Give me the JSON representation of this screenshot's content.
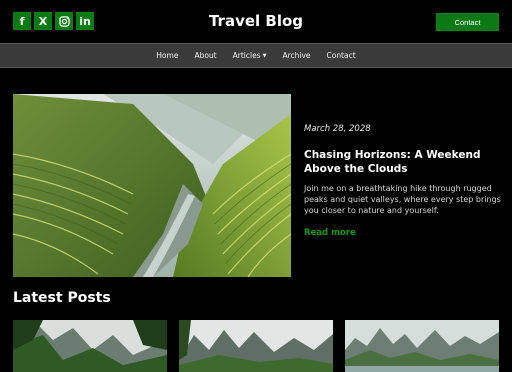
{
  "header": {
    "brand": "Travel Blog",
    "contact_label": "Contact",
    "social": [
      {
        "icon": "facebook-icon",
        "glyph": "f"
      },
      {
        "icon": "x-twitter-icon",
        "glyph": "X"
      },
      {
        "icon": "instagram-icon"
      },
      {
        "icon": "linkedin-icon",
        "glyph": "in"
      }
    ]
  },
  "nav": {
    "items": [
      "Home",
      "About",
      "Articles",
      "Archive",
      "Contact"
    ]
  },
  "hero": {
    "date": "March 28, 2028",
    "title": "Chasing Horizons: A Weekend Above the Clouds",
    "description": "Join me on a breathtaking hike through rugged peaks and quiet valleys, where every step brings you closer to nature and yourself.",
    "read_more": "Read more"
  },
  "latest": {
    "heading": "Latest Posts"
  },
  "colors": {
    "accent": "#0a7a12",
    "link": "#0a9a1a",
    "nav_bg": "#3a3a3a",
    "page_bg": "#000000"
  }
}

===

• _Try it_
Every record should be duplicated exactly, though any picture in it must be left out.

• _Final answer_
Give me the JSON representation of this screenshot's content.
{
  "header": {
    "brand": "Travel Blog",
    "contact_label": "Contact",
    "social": [
      {
        "icon": "facebook-icon",
        "glyph": "f"
      },
      {
        "icon": "x-twitter-icon",
        "glyph": "X"
      },
      {
        "icon": "instagram-icon"
      },
      {
        "icon": "linkedin-icon",
        "glyph": "in"
      }
    ]
  },
  "nav": {
    "items": [
      "Home",
      "About",
      "Articles",
      "Archive",
      "Contact"
    ]
  },
  "hero": {
    "date": "March 28, 2028",
    "title": "Chasing Horizons: A Weekend Above the Clouds",
    "description": "Join me on a breathtaking hike through rugged peaks and quiet valleys, where every step brings you closer to nature and yourself.",
    "read_more": "Read more"
  },
  "latest": {
    "heading": "Latest Posts"
  },
  "colors": {
    "accent": "#0a7a12",
    "link": "#0a9a1a",
    "nav_bg": "#3a3a3a",
    "page_bg": "#000000"
  }
}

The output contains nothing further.